Ecosocialism, Ecofeminism, and Law
Environmental law has failed spectacularly to protect Appalachia from the ravages of liberal capitalism, and from extractive industries in particular. Remaking Appalachia chronicles such failures, but also puts forth hopeful paths for truly radical change.
Remaking Appalachia begins with an account of how, over a century ago, laws governing environmental and related issues proved fruitless against the rising power of coal and other industries. Key legal regimes were, in fact, explicitly developed to support favored industrial growth. Aided by law, industry succeeded in maximizing profits not just through profound exploitation of Appalachia’s environment but also through subordination along lines of class, gender, and race. After chronicling such failures and those of liberal development strategies in the region, Stump explores true system change beyond law “reform.” Ecofeminism and ecosocialism undergird this discussion, which involves bottom-up approaches to transcending capitalism that are coordinated from local to global scales.

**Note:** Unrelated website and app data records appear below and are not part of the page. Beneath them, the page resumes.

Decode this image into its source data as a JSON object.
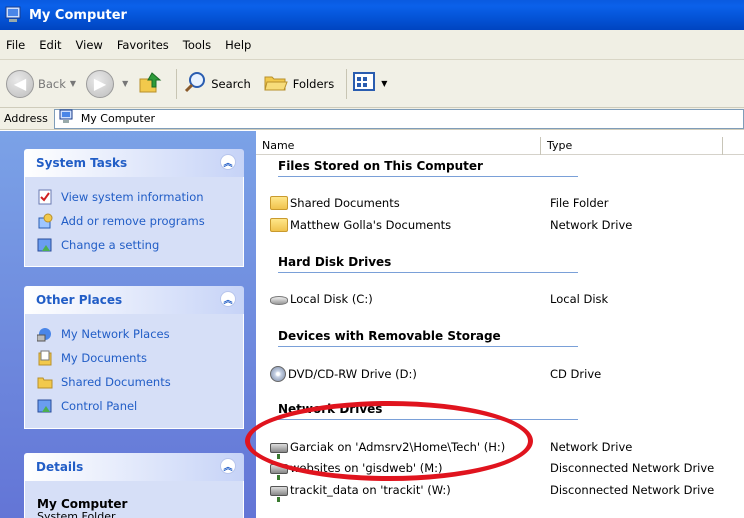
{
  "window": {
    "title": "My Computer"
  },
  "menu": [
    "File",
    "Edit",
    "View",
    "Favorites",
    "Tools",
    "Help"
  ],
  "toolbar": {
    "back": "Back",
    "search": "Search",
    "folders": "Folders"
  },
  "address": {
    "label": "Address",
    "value": "My Computer"
  },
  "tasks": {
    "system": {
      "title": "System Tasks",
      "items": [
        "View system information",
        "Add or remove programs",
        "Change a setting"
      ]
    },
    "other": {
      "title": "Other Places",
      "items": [
        "My Network Places",
        "My Documents",
        "Shared Documents",
        "Control Panel"
      ]
    },
    "details": {
      "title": "Details",
      "name": "My Computer",
      "sub": "System Folder"
    }
  },
  "columns": {
    "name": "Name",
    "type": "Type"
  },
  "groups": [
    {
      "title": "Files Stored on This Computer",
      "items": [
        {
          "name": "Shared Documents",
          "type": "File Folder"
        },
        {
          "name": "Matthew Golla's Documents",
          "type": "Network Drive"
        }
      ]
    },
    {
      "title": "Hard Disk Drives",
      "items": [
        {
          "name": "Local Disk (C:)",
          "type": "Local Disk"
        }
      ]
    },
    {
      "title": "Devices with Removable Storage",
      "items": [
        {
          "name": "DVD/CD-RW Drive (D:)",
          "type": "CD Drive"
        }
      ]
    },
    {
      "title": "Network Drives",
      "items": [
        {
          "name": "Garciak on 'Admsrv2\\Home\\Tech' (H:)",
          "type": "Network Drive"
        },
        {
          "name": "websites on 'gisdweb' (M:)",
          "type": "Disconnected Network Drive"
        },
        {
          "name": "trackit_data on 'trackit' (W:)",
          "type": "Disconnected Network Drive"
        }
      ]
    }
  ],
  "colors": {
    "title_bar": "#0453d6",
    "task_text": "#215dc6",
    "highlight": "#e0141e"
  }
}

1. Historical Beginnings: Appalachian Coal and the Coming of Industrial Capitalism
2. Foundations of Environmental Law: Classical Liberalism
3. Twentieth-Century Appalachia: Failed Development Models and Coal’s Hegemony
4. Environmental Law: A Critically Flawed Paradigm
5. Modern Appalachia: Environmental Law’s Failure and the Broader Regional Landscape
6. Systemic Economic and Socio-Legal Change: Theory, Practice, and Praxis
7. Remaking Appalachia: Strongly Ecologically Sustainable Futures
Nicholas F. Stump is a lifelong West Virginian. His scholarship explores environmental law, critical legal theory, law and social movements, and Appalachian and rural studies. He currently works as a faculty member with the George R. Farmer Jr. Law Library at West Virginia University College of Law.
“Remaking Appalachia offers a thorough critical account of Appalachia through a law and political economy lens, and makes a persuasive case for what the region needs today: a hopeful vision for a new future rooted in transformative, bottom-up change.”
Ann M. Eisenberg, University of South Carolina